[Work instructions] The answer should consist of each line below that contains the word "hint".

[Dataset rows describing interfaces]
+---+
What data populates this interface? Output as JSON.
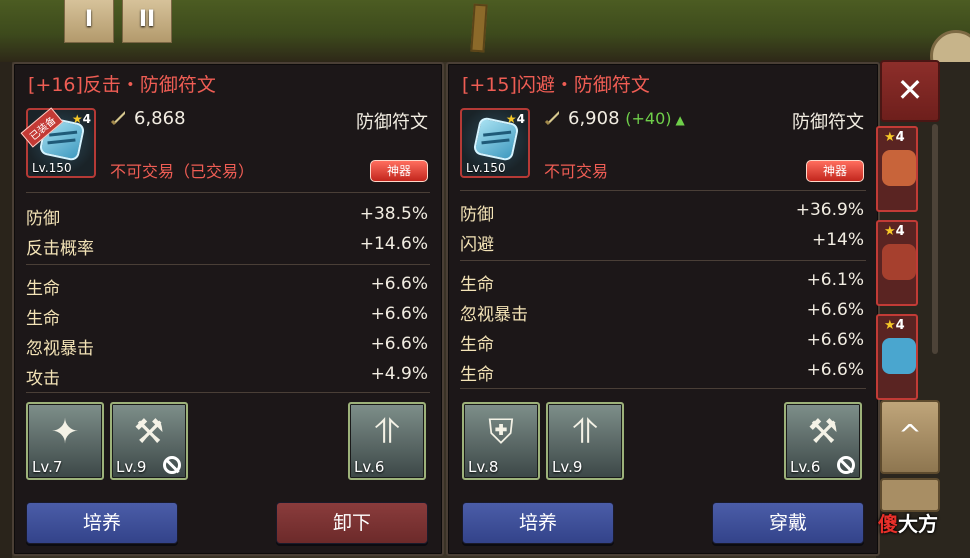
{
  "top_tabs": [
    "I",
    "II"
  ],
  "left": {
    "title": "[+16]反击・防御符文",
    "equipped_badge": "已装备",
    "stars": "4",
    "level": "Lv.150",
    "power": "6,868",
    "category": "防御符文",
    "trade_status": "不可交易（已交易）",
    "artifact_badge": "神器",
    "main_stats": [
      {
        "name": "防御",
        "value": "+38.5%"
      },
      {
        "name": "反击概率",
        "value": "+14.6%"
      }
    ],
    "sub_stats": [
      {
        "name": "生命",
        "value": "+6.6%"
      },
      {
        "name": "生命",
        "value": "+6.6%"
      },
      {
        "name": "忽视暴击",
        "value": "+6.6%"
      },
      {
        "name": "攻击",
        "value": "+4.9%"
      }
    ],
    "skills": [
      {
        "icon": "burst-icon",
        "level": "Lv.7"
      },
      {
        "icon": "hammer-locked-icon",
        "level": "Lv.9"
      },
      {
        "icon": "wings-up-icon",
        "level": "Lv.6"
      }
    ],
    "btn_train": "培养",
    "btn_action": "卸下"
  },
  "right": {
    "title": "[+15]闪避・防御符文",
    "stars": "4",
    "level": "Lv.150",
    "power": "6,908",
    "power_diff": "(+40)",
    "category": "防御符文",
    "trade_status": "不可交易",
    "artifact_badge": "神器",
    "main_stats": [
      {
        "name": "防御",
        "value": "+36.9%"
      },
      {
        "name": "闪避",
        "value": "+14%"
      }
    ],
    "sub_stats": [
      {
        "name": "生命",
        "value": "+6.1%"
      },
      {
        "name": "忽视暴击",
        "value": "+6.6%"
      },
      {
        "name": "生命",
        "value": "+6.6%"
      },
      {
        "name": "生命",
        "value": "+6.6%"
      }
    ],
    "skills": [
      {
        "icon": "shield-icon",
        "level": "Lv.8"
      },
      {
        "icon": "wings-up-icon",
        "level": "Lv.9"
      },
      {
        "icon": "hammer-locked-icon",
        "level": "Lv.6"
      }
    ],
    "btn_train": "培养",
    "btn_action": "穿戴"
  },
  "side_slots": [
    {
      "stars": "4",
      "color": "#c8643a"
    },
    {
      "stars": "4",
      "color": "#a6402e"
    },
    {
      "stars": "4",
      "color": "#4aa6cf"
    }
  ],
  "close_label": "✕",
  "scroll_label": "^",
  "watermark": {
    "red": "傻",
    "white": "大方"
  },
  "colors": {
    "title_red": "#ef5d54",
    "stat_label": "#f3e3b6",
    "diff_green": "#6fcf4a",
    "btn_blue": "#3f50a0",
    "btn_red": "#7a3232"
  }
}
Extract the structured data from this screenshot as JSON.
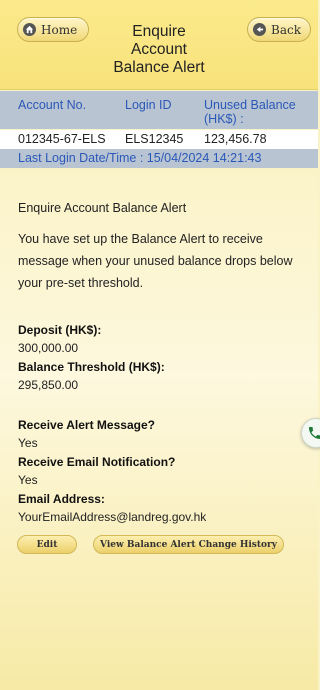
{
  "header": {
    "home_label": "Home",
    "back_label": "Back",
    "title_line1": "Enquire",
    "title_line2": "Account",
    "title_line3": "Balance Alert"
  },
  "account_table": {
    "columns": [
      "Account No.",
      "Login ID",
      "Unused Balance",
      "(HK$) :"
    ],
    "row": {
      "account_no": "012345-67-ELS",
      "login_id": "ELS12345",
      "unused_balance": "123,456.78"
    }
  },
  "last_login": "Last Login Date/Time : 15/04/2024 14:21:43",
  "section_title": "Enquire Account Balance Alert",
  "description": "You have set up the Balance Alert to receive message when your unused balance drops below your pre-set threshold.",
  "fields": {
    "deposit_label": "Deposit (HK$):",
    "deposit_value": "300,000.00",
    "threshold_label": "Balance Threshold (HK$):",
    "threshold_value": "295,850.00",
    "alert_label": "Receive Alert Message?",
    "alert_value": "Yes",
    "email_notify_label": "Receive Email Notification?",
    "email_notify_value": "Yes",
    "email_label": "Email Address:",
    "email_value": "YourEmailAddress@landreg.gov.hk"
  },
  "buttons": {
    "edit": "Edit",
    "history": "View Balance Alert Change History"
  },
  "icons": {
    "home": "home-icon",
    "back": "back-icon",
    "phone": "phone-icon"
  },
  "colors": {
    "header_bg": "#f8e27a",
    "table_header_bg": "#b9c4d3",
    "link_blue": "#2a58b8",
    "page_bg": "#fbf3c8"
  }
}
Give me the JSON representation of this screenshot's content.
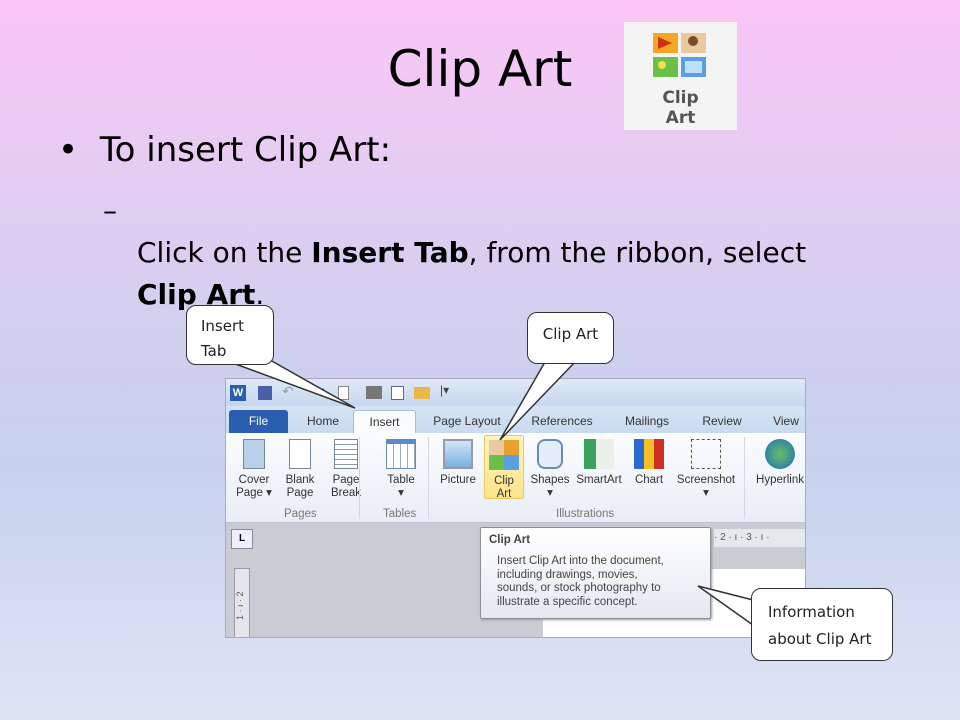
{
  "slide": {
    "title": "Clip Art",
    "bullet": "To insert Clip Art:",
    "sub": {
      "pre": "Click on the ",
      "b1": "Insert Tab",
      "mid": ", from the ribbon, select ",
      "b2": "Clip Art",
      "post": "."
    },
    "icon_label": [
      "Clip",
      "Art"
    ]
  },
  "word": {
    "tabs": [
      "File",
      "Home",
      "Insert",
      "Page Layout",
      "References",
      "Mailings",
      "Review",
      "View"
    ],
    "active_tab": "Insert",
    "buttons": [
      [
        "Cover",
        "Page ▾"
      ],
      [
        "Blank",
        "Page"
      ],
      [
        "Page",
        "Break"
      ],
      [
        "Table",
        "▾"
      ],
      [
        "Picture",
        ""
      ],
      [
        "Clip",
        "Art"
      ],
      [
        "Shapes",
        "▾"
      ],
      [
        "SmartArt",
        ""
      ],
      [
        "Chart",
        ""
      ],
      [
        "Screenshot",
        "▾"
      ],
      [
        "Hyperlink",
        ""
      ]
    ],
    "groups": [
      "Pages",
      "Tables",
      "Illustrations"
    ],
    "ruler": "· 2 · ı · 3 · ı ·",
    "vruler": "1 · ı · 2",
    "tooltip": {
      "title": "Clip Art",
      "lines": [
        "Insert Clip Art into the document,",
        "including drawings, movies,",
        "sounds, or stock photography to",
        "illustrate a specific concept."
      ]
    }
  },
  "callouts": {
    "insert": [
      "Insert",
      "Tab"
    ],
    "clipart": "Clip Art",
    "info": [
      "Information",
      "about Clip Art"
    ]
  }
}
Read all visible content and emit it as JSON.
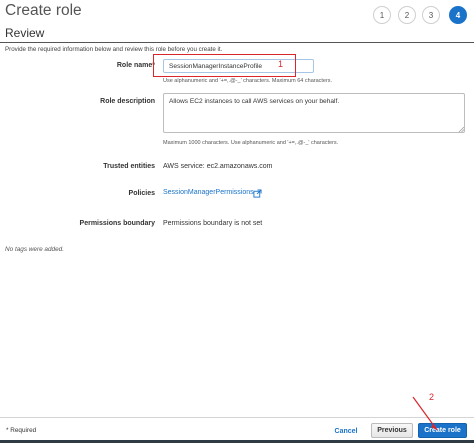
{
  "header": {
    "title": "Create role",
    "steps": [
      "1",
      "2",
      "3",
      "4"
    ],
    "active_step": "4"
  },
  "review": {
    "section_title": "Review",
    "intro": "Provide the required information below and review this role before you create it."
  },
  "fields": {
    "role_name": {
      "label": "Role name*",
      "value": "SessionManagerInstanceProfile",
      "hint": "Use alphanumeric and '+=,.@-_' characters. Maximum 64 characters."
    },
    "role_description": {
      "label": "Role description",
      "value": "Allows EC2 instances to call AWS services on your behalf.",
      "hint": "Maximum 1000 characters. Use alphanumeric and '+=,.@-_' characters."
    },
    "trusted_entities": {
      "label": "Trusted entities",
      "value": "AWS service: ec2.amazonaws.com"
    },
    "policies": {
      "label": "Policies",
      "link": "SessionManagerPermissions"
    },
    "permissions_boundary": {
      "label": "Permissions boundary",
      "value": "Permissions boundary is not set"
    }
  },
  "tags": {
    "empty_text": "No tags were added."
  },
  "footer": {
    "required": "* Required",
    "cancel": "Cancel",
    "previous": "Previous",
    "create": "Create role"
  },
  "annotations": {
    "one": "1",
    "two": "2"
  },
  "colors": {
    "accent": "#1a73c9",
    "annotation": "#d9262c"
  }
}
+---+
[Problem solution]
      "hint": "Use alphanumeric and '+=,.@-_' characters. Maximum 64 characters."
      "hint": "Maximum 1000 characters. Use alphanumeric and '+=,.@-_' characters."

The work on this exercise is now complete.